“That said, I only took great memories of Everton as a club and Goodison Park… What a stadium! To be honest, my experiences of atmospheres inside English football stadiums was always fantastic. Obviously, Everton was a big part of my career so it’s a particularly special place for me. The Evertonians and people of the city were always great to me.
“Unfortunately, I had a few too many injuries in my career but I always felt like the supporters were with me, backing me and for that I’ll always be grateful. I’ll never forget how they supported me.”
Now looking on from afar, Pistone has been impressed with the progress made under manager Ronald Koeman, as he continues to put his own stamp on the squad and help the Club’s latest batch of youngsters come to the fore.
“It was a great move by the club to get someone of Ronald Koeman’s calibre,” he insists. “He was a great player, he is a great manager and he’s known everywhere in the world.
“It makes me extremely happy to see Everton doing well. I always make sure I watch them on television when I can and, if not, I have to find the result some other way! The Manchester City game really stood out for me this season. The team defended fantastically with very good organisation, as well as getting the goals at the other end. I was very impressed and it shows the club can compete with anyone.
“I’ve watched the young players like Tom Davies and he has done so well. When I see young players stepping up into the first team, it makes me happy and it is such a big achievement because that step is never an easy one. It’s even better that he is from the city and an Everton supporter himself - it’s special. The Club has always had a good reputation for bringing players through the Academy. I remember Wayne Rooney coming through during my time there but there have been lots - and that is great to see.”
Renowned as a dangerous attacking full-back - before the trend of offensive full-backs truly took off - the former Inter Milan defender became accustomed to playing in a number of different formations under British and Italian managers.
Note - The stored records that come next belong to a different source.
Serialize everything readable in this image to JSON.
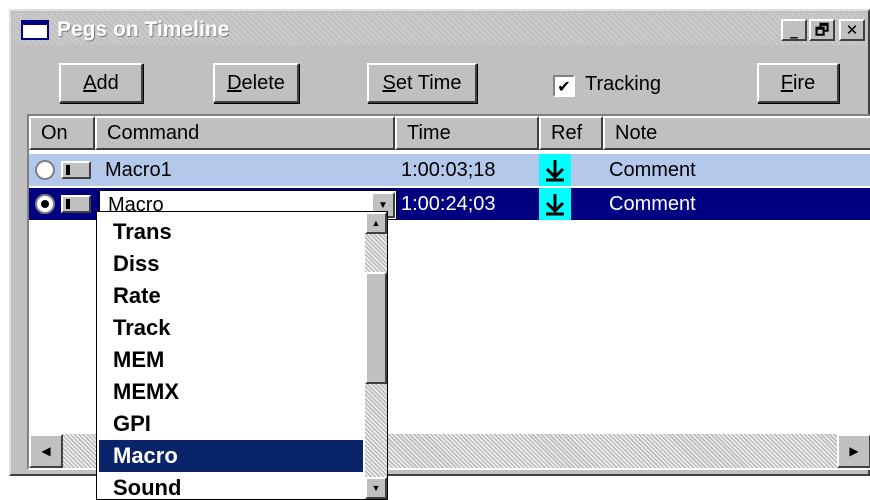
{
  "window": {
    "title": "Pegs on Timeline",
    "minimize_glyph": "_",
    "restore_glyph": "🗗",
    "close_glyph": "✕"
  },
  "toolbar": {
    "add": {
      "mnemonic": "A",
      "rest": "dd"
    },
    "delete": {
      "mnemonic": "D",
      "rest": "elete"
    },
    "set_time": {
      "mnemonic": "S",
      "rest": "et Time"
    },
    "tracking_label": "Tracking",
    "tracking_checked": true,
    "fire": {
      "mnemonic": "F",
      "rest": "ire"
    }
  },
  "columns": {
    "on": "On",
    "command": "Command",
    "time": "Time",
    "ref": "Ref",
    "note": "Note"
  },
  "rows": [
    {
      "on": false,
      "command": "Macro1",
      "time": "1:00:03;18",
      "ref_icon": "down-arrow-ref-icon",
      "note": "Comment"
    },
    {
      "on": true,
      "command": "Macro",
      "time": "1:00:24;03",
      "ref_icon": "down-arrow-ref-icon",
      "note": "Comment"
    }
  ],
  "dropdown": {
    "options": [
      "Trans",
      "Diss",
      "Rate",
      "Track",
      "MEM",
      "MEMX",
      "GPI",
      "Macro",
      "Sound"
    ],
    "selected": "Macro"
  },
  "colors": {
    "row_highlight": "#b4c8ec",
    "row_selected": "#000080",
    "ref_cell": "#00ffff",
    "dropdown_selected": "#0a246a"
  }
}
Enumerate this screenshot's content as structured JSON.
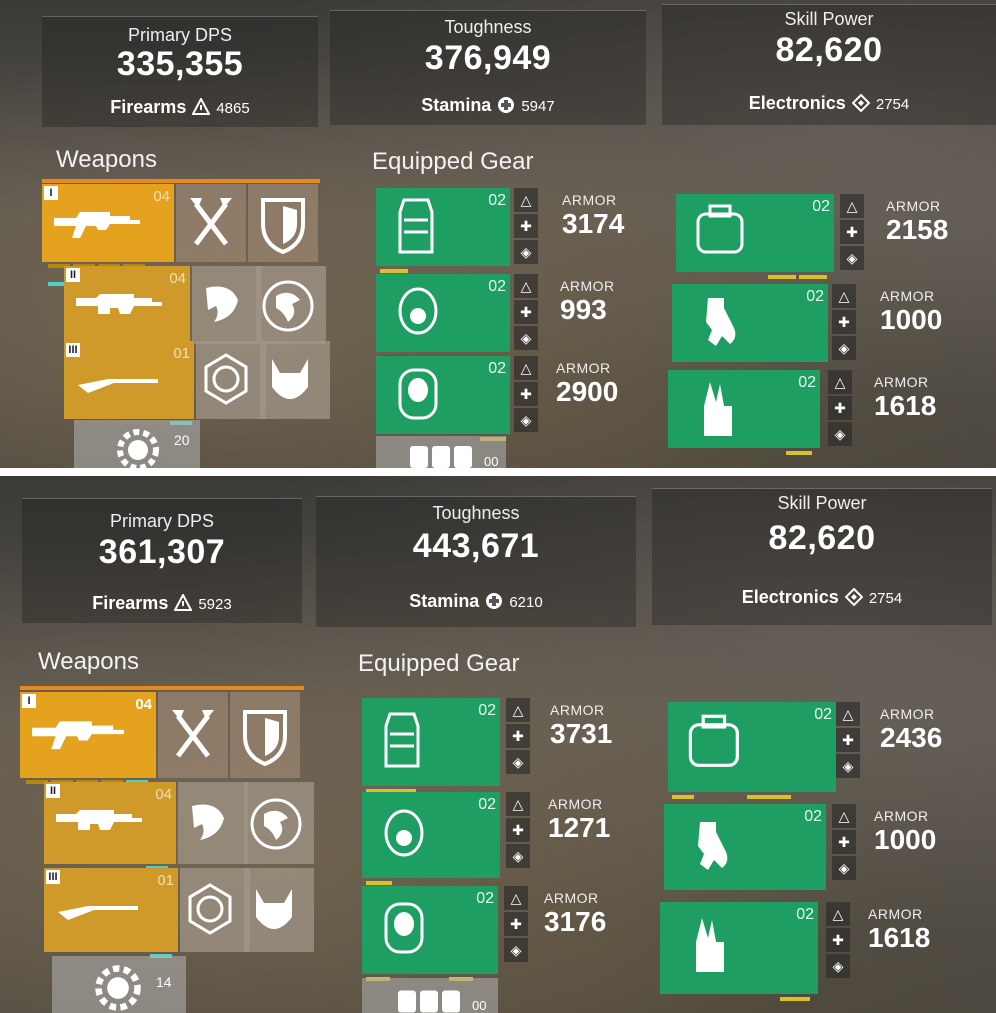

Current boss Koeman set his side up with a back four and a back five during his maiden season in charge of the Blues, but Pistone believes the team’s balance, rather than a particular system, has been key to success.
“For me, formations are just numbers - what you really need is a good balance in the team,” he explains. “You need to work in training on the way you want to play and everyone needs to understand that, then you can be successful.
“Whether you play three, four or five at the back, it does not really matter. Every tactic has advantages and disadvantages but playing as a team is always the most important thing in football.”
Since calling time on his playing days, Pistone has opened his own restaurant in his homeland and also turned his hand to coaching.
“I started off at my local club where I was when I was 15, it was a good experience and we had some good results,” he reveals. “After that, I had a spell with Varese, whose first team were in Serie B at the time, working with the young players there.
“Last year I worked with a senior team for the first time - a team called Oggiono in the third division in Italy. Unfortunately, we had some problems and I had to leave in November. Now I’m waiting for another opportunity but it is only a matter of time before I get back into it.
“I love coaching. I love to watch games, analyse things and create ways of winning. Football has always been part of my life and coaching has been the next chapter for me since I finished playing.
And what about a return to English shores in the future?
“I always had good experiences in England, so I would be very happy to come back over if the right opportunity became available,” he reveals. “Never say never.”